Water-borne and mosquito-borne diseases have broken out in the city after heavy rains this monsoon season and experts blame health and municipal authorities for not taking timely preventive measures. They believe timely action following the rains could have easily stopped the city from becoming a breeding ground for these epidemics.
According to the statistics of Sindh’s Health Department, 1,131 cases of dengue fever have surfaced in the province so far this month. Of them, 1,074 are from Karachi alone. At least fifteen patients are reported at Jinnah Hospital daily, while the Civil Hospital is receiving 70 to 80 dengue
patients on a daily basis, sources added.
Approximately, 40 to 45 malaria patients are reported at the Civil Hospital on a daily basis. Similarly, 10 to 15 cases of dengue and malaria are being reported in the Emergency Department and eight to 10 in the OPD of Abbasi Shaheed Hospital on a daily basis. Among the water-borne ailments, diarrhoea is on top of the list as it has afflicted 90,376 children less than five years of age in Sindh so far this month, while the number of patients above five years has been 93,025.
The Civil Hospital receives 40 to 45 cases of diarrhoea on a daily basis, while daily the caseload of diarrhoea and cholera at Abbasi Shaheed
Hospital is 15 to 20. The Jinnah Hospital has treated 1,178 patients with this ailment so far this month.
In the month of August, 8,050 children under five years of age were infected with dysentery across the province, while the number of patients above five years was 10,383, according to official figures.

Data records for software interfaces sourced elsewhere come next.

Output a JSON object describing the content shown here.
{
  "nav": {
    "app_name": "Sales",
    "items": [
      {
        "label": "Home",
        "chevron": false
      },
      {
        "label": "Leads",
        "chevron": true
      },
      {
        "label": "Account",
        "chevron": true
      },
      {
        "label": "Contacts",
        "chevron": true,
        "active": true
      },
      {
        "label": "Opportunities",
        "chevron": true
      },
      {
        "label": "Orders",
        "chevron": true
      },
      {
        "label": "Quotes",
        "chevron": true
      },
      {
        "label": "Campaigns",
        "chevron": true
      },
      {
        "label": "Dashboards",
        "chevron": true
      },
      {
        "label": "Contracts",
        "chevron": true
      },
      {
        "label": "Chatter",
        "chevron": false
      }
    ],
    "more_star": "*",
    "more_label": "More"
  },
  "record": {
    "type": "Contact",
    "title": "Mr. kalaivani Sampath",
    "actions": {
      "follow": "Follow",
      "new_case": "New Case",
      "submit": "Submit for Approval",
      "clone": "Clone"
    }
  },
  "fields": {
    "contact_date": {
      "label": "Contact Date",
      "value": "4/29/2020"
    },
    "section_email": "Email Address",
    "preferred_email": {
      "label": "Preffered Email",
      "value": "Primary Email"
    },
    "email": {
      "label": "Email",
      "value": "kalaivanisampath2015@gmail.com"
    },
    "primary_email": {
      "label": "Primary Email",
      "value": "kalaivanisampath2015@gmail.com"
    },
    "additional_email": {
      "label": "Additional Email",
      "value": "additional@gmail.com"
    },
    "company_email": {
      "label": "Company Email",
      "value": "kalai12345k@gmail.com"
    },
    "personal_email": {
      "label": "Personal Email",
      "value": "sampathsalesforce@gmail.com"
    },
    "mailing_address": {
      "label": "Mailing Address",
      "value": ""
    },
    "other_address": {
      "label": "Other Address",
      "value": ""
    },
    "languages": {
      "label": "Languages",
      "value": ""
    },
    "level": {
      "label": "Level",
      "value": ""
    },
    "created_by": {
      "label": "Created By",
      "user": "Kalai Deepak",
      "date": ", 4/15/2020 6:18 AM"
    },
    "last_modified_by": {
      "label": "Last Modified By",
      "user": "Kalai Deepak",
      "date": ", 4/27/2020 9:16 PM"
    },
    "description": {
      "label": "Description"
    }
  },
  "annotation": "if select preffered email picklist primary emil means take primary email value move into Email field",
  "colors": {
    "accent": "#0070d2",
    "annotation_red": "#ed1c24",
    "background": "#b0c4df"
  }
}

The daily caseload at the Civil Hospital is eight to10. Typhoid has also been on the rise as daily eight to10 cases are being reported at various hospitals in the city.
The staggering rise in the cases of dengue, malaria, diarrhoea, cholera, dysentery, and typhoid has caused fear among people who said that the buzz of mosquitos has become a sound of terror for them.